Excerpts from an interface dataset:
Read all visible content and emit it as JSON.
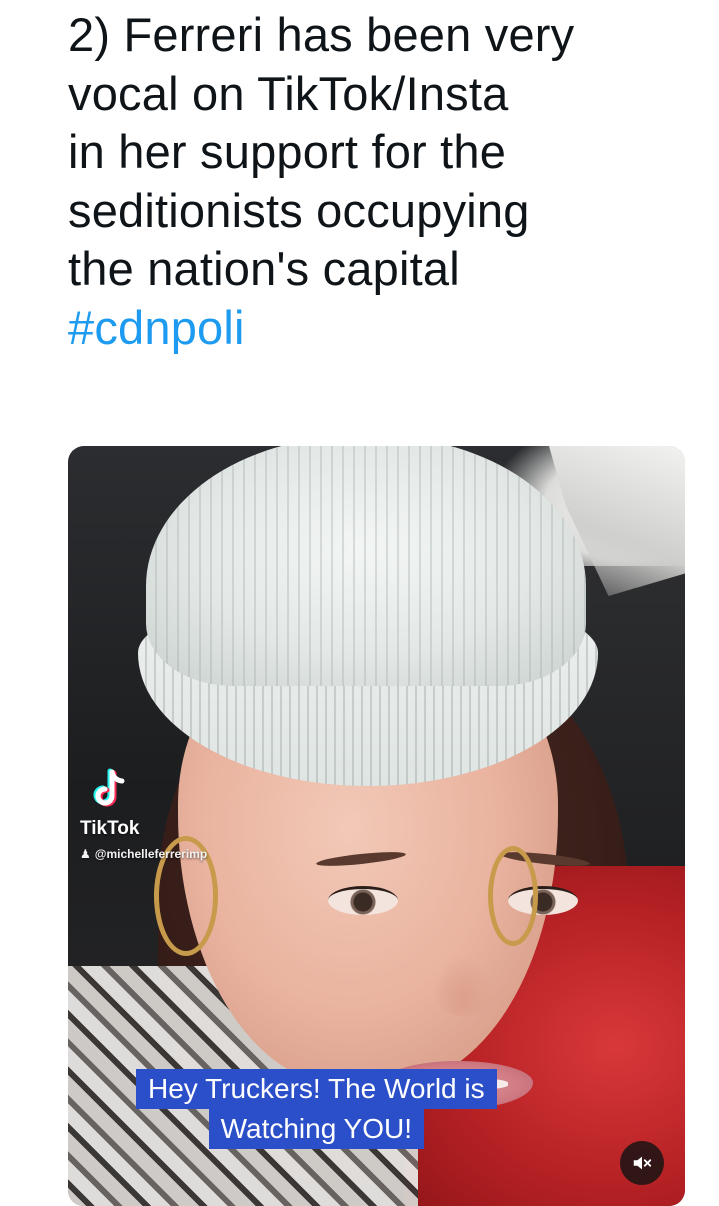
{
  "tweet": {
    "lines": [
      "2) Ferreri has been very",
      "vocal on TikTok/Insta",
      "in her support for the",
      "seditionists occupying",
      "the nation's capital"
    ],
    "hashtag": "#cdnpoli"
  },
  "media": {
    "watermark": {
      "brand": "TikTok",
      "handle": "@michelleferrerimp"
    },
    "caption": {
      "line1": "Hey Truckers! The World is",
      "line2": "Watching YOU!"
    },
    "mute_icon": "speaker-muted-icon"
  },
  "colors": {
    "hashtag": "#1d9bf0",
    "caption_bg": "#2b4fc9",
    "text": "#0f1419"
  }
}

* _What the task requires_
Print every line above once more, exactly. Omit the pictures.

* _Solution to the exercise_
Read all visible content and emit it as JSON.
{
  "tweet": {
    "lines": [
      "2) Ferreri has been very",
      "vocal on TikTok/Insta",
      "in her support for the",
      "seditionists occupying",
      "the nation's capital"
    ],
    "hashtag": "#cdnpoli"
  },
  "media": {
    "watermark": {
      "brand": "TikTok",
      "handle": "@michelleferrerimp"
    },
    "caption": {
      "line1": "Hey Truckers! The World is",
      "line2": "Watching YOU!"
    },
    "mute_icon": "speaker-muted-icon"
  },
  "colors": {
    "hashtag": "#1d9bf0",
    "caption_bg": "#2b4fc9",
    "text": "#0f1419"
  }
}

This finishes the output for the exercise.